Problem details: Find the word "warstwę" in the material below and gather every line that contains it.

###

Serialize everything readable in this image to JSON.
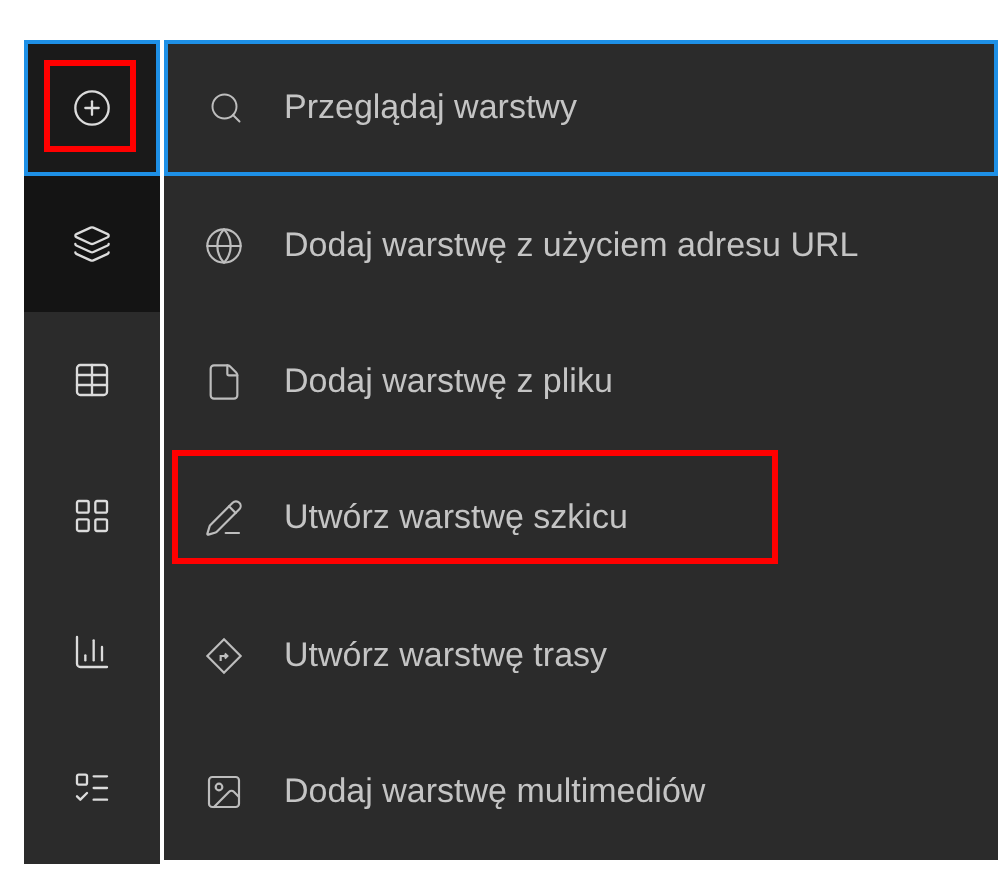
{
  "sidebar": {
    "items": [
      {
        "selected": true,
        "active": false,
        "highlighted": true
      },
      {
        "selected": false,
        "active": true,
        "highlighted": false
      },
      {
        "selected": false,
        "active": false,
        "highlighted": false
      },
      {
        "selected": false,
        "active": false,
        "highlighted": false
      },
      {
        "selected": false,
        "active": false,
        "highlighted": false
      },
      {
        "selected": false,
        "active": false,
        "highlighted": false
      }
    ]
  },
  "menu": {
    "items": [
      {
        "kind": "search",
        "label": "Przeglądaj warstwy",
        "selected": true,
        "highlighted": false
      },
      {
        "kind": "item",
        "label": "Dodaj warstwę z użyciem adresu URL",
        "selected": false,
        "highlighted": false
      },
      {
        "kind": "item",
        "label": "Dodaj warstwę z pliku",
        "selected": false,
        "highlighted": false
      },
      {
        "kind": "item",
        "label": "Utwórz warstwę szkicu",
        "selected": false,
        "highlighted": true
      },
      {
        "kind": "item",
        "label": "Utwórz warstwę trasy",
        "selected": false,
        "highlighted": false
      },
      {
        "kind": "item",
        "label": "Dodaj warstwę multimediów",
        "selected": false,
        "highlighted": false
      }
    ]
  }
}
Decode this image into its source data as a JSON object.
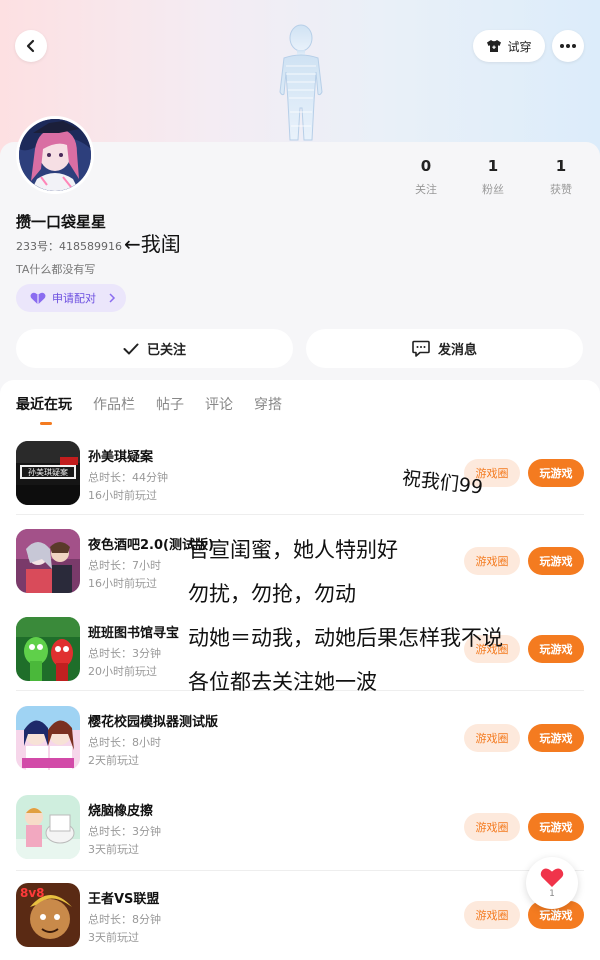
{
  "header": {
    "tryon_label": "试穿"
  },
  "profile": {
    "username": "攒一口袋星星",
    "uid": "233号：418589916",
    "bio": "TA什么都没有写",
    "pair_label": "申请配对",
    "stats": [
      {
        "num": "0",
        "label": "关注"
      },
      {
        "num": "1",
        "label": "粉丝"
      },
      {
        "num": "1",
        "label": "获赞"
      }
    ],
    "followed_label": "已关注",
    "message_label": "发消息"
  },
  "tabs": [
    "最近在玩",
    "作品栏",
    "帖子",
    "评论",
    "穿搭"
  ],
  "games": [
    {
      "name": "孙美琪疑案",
      "duration": "总时长：44分钟",
      "last_played": "16小时前玩过",
      "icon": "sun-meiqi-game-icon"
    },
    {
      "name": "夜色酒吧2.0(测试版)",
      "duration": "总时长：7小时",
      "last_played": "16小时前玩过",
      "icon": "night-bar-game-icon"
    },
    {
      "name": "班班图书馆寻宝",
      "duration": "总时长：3分钟",
      "last_played": "20小时前玩过",
      "icon": "banban-game-icon"
    },
    {
      "name": "樱花校园模拟器测试版",
      "duration": "总时长：8小时",
      "last_played": "2天前玩过",
      "icon": "sakura-school-game-icon"
    },
    {
      "name": "烧脑橡皮擦",
      "duration": "总时长：3分钟",
      "last_played": "3天前玩过",
      "icon": "brain-eraser-game-icon"
    },
    {
      "name": "王者VS联盟",
      "duration": "总时长：8分钟",
      "last_played": "3天前玩过",
      "icon": "king-vs-league-game-icon"
    }
  ],
  "row_buttons": {
    "circle": "游戏圈",
    "play": "玩游戏"
  },
  "annotations": {
    "arrow_note": "←我闺",
    "wish": "祝我们99",
    "lines": [
      "官宣闺蜜，她人特别好",
      "勿扰，勿抢，勿动",
      "动她＝动我，动她后果怎样我不说",
      "各位都去关注她一波"
    ]
  },
  "fav": {
    "count": "1"
  },
  "colors": {
    "accent": "#f47b20",
    "accent_light": "#fde9dc",
    "pair_purple": "#6c4fe0",
    "heart_red": "#f0344a"
  }
}
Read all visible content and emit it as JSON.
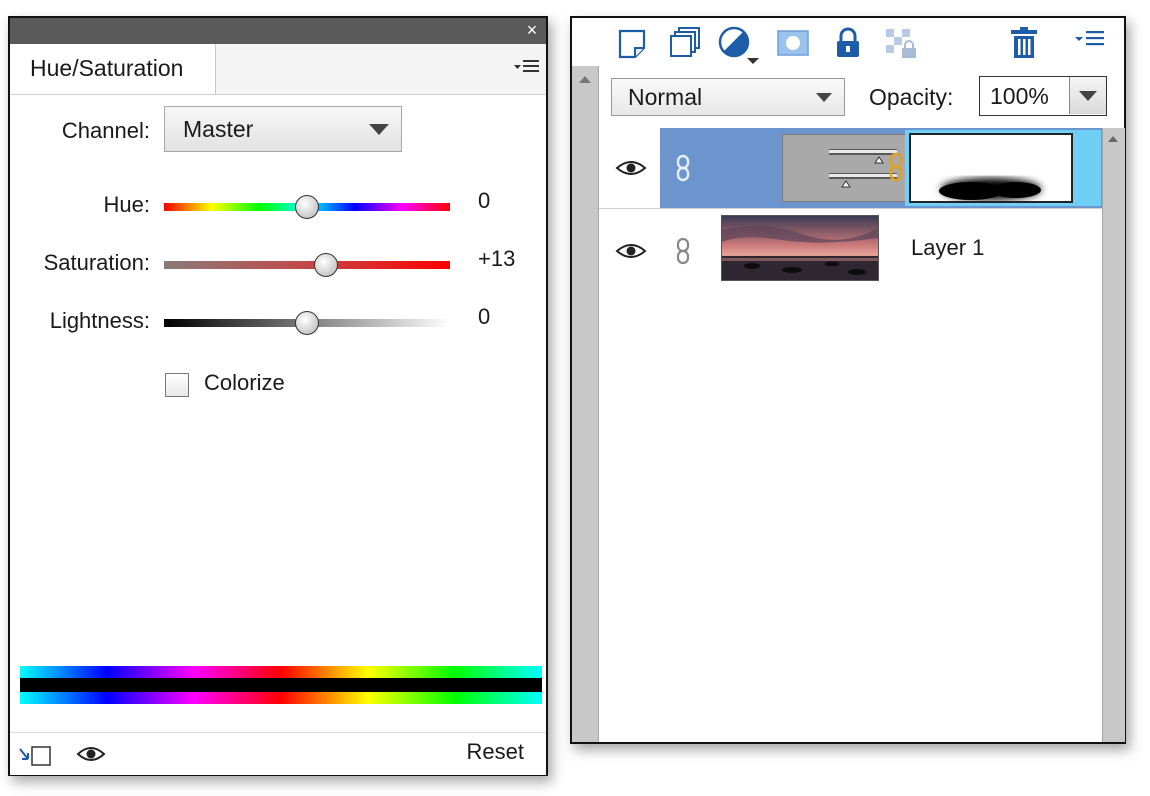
{
  "hue_saturation": {
    "close_glyph": "×",
    "tab_label": "Hue/Saturation",
    "channel_label": "Channel:",
    "channel_value": "Master",
    "hue": {
      "label": "Hue:",
      "value": "0",
      "level": 0.5
    },
    "saturation": {
      "label": "Saturation:",
      "value": "+13",
      "level": 0.565
    },
    "lightness": {
      "label": "Lightness:",
      "value": "0",
      "level": 0.5
    },
    "colorize_label": "Colorize",
    "colorize_checked": false,
    "reset_label": "Reset"
  },
  "layers": {
    "blend_mode": "Normal",
    "opacity_label": "Opacity:",
    "opacity_value": "100%",
    "rows": [
      {
        "type": "adjustment",
        "selected": true,
        "visible": true,
        "name": ""
      },
      {
        "type": "image",
        "selected": false,
        "visible": true,
        "name": "Layer 1"
      }
    ]
  },
  "colors": {
    "selection": "#6b95cc",
    "mask_highlight": "#6fcff4",
    "link_active": "#e0a020",
    "toolbar_icon": "#1d5da8"
  },
  "icons": [
    "close-icon",
    "panel-menu-icon",
    "chevron-down-icon",
    "clip-to-layer-icon",
    "eye-icon",
    "new-layer-icon",
    "new-group-icon",
    "adjustment-layer-icon",
    "add-mask-icon",
    "lock-icon",
    "lock-transparency-icon",
    "trash-icon",
    "link-icon"
  ]
}
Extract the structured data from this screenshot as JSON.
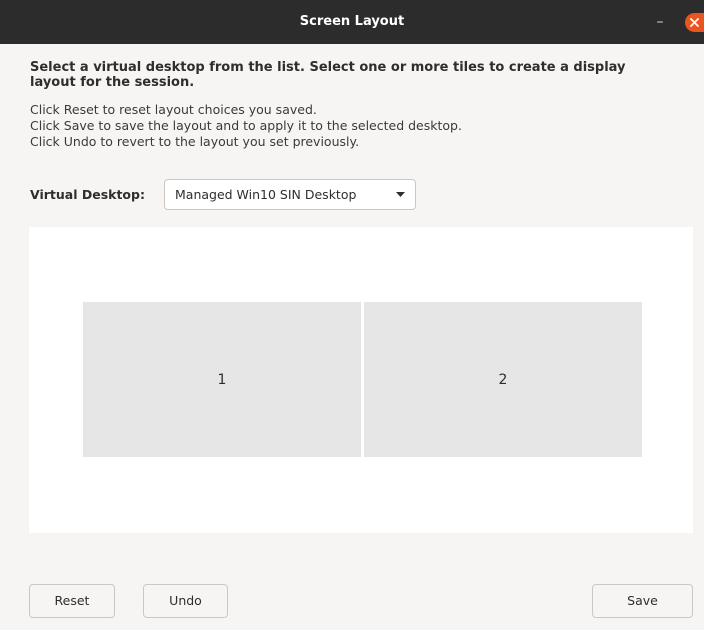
{
  "window": {
    "title": "Screen Layout",
    "minimize_glyph": "–"
  },
  "instructions": {
    "heading": "Select a virtual desktop from the list. Select one or more tiles to create a display layout for the session.",
    "lines": [
      "Click Reset to reset layout choices you saved.",
      "Click Save to save the layout and to apply it to the selected desktop.",
      "Click Undo to revert to the layout you set previously."
    ]
  },
  "virtual_desktop": {
    "label": "Virtual Desktop:",
    "selected": "Managed Win10 SIN Desktop"
  },
  "tiles": [
    {
      "label": "1"
    },
    {
      "label": "2"
    }
  ],
  "buttons": {
    "reset": "Reset",
    "undo": "Undo",
    "save": "Save"
  },
  "colors": {
    "titlebar": "#2c2c2c",
    "close_button": "#e95420",
    "background": "#f6f5f4",
    "tile": "#e6e6e6"
  },
  "icons": {
    "close": "close-icon",
    "dropdown": "chevron-down-icon"
  }
}
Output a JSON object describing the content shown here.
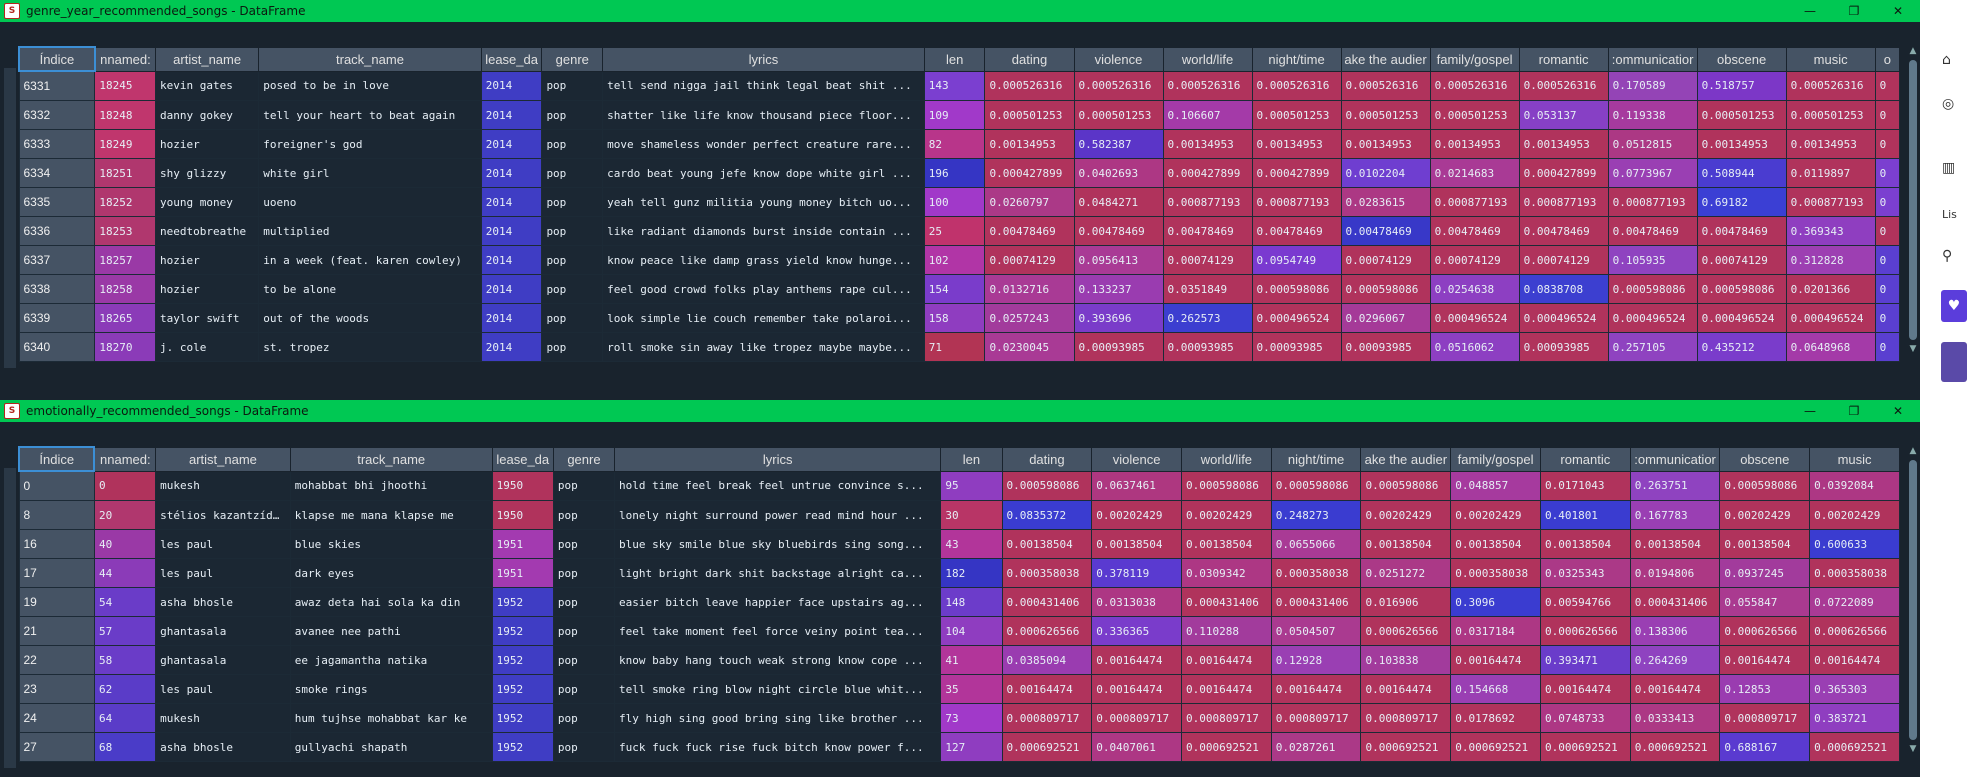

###

Answer for this exercise:
        "label": "Dodaj warstwę z użyciem adresu URL",
        "label": "Dodaj warstwę z pliku",
        "label": "Utwórz warstwę szkicu",
        "label": "Utwórz warstwę trasy",
        "label": "Dodaj warstwę multimediów",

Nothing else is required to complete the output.